Although solo projects often spell trouble for an established act, Amy Ray says that recording "Stag" on her own ultimately solidifies her creative union with longtime Indigo Girls partner Emily Salie

Although solo projects often spell trouble for an established act, Amy Ray says that recording "Stag" on her own ultimately solidifies her creative union with longtime Indigo Girls partner Emily Saliers.

"Getting these songs -- which run pretty left of Indigo Girls -- off my chest was such a tremendous relief," Ray says. "Last year, I found myself writing more than ever. Those songs needed a home. Now that I've made that happen, I feel a sense of relief and accomplishment. I also find myself feeling energized about making music again as an Indigo Girl."

Ray admits that the punk-spiced "Stag" -- which hits retail March 20 -- has another important purpose: To draw attention to her indie label, Daemon Records, a nonprofit outlet that she's been operating from her Decatur, Ga., home base for the past decade. During that time, the label has earned critical praise for launching such underground darlings as Danielle Howle, Rock-a-Teens, Rose Polenzani, and Mrs. Fun. Although Indigo Girls remain signed to Epic Records, "Stag" will be released by Daemon.

"I'm extremely fortunate in that there are people out there who are interested in what I do," Ray says. "If that interest can become a way of introducing people to great music, then I feel like I'm doing something proactive with my success."

A byproduct of recording "Stag" for Daemon is that Ray was compelled to assemble the set on a relatively tight budget. "And here's the important lesson that I was reminded of," she explains. "You don't have to spend thousands of dollars to make a good record. You have to trust yourself and not overthink things."

While recording, Ray notes that she would occasionally revisit tracks to tweak them, only to decide that "the emotional context of the track was honest," so she would just leave it alone. "When you're in a band and every second in the studio counts, you're a little more emotionally present from the start. There's no time to waste."

Another benefit of working under lean circumstances is that the collection crackles with raw, electric energy. Ray seems to be flying by the seat of her creative pants throughout "Stag," belting with a previously unrevealed fervor. She has surrounded herself with a host of grass-roots rock divas, including Joan Jett, Kate Schellenback of Luscious Jackson, and Josephine Wiggs of the Breeders.

"It was like assembling my own little dream team," Ray says with a smile. "I made a wish list of people I'm a fan of. It was the coolest experience."

Yet Ray's at her best when she steps in front of two of her favorite bands, Southern goth-punk legends the Rock-a-Teens and Durham, N.C.-based trio the Butchies. "These are two of the hardest-working bands I know of," she says. "I felt a lot of communal power working with them. And they brought so much to the table -- especially the Butchies, who went farther musically than I ever thought they could. It was amazing to watch them work and push themselves so hard."

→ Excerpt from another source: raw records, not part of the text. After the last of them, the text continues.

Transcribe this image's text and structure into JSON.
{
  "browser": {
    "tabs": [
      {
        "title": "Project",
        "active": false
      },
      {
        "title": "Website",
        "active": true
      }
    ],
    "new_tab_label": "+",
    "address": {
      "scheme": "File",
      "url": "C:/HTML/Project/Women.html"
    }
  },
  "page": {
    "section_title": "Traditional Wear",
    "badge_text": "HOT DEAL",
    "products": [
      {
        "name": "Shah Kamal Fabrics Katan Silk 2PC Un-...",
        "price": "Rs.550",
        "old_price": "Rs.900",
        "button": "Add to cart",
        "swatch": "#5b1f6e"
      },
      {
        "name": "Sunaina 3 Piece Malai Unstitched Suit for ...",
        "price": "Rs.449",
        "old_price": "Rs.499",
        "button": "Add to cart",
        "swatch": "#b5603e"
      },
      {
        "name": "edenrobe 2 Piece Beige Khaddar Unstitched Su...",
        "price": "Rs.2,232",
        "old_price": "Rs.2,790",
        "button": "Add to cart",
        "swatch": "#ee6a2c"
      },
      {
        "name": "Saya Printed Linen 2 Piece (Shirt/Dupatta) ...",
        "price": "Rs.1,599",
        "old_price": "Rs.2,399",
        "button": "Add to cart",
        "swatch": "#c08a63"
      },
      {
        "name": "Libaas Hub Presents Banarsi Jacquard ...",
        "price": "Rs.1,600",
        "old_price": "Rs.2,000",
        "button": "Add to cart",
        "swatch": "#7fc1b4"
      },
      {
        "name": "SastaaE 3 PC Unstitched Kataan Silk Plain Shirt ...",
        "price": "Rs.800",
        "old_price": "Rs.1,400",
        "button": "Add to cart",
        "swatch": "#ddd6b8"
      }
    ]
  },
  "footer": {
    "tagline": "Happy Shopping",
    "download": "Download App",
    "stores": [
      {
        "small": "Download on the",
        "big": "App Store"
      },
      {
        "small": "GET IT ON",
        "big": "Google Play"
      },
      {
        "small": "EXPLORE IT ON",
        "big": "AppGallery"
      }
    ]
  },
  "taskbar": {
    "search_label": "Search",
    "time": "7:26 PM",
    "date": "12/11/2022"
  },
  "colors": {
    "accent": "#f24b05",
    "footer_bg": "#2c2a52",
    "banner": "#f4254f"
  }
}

Among the cuts on which Ray and the Butchies excel is the set-opening "Laramie," a complex, often poetic rocker that wraps the listener in a haze of fuzzy guitar lines and quietly intense rhythms.

Elsewhere on "Stag," Ray darts her sharp lyrical tongue at a variety of people and factions. Perhaps most memorable is the raucous "Lucy Stoners," a diatribe about sexism in the music industry.

"Lucy Stoners" is "about my journey through this business," Ray says, recalling that while the Indigo Girls were working their way through clubs across the States, "every wall was covered with images -- some subtle and some pretty obvious -- of men getting blow jobs from women. It's insane but true. This song is for every woman in this industry who has to put up with that crap. It's bad for everyone, but it's even worse for women who are working their way through the system from street level."

Ray will bolster the "Stag" campaign by hitting the road in April for a series of club dates. The Butchies will open the shows. "It's going to be a blast to hear these songs come to life onstage," Ray enthuses.

From there, Ray says it'll be time to "return to Indigoland. We'll start recording in the summer. I think it's going to be a more acoustic, back-to-basics album for us. I'm excited about that. I'm ready for us to make a simple, beautiful record."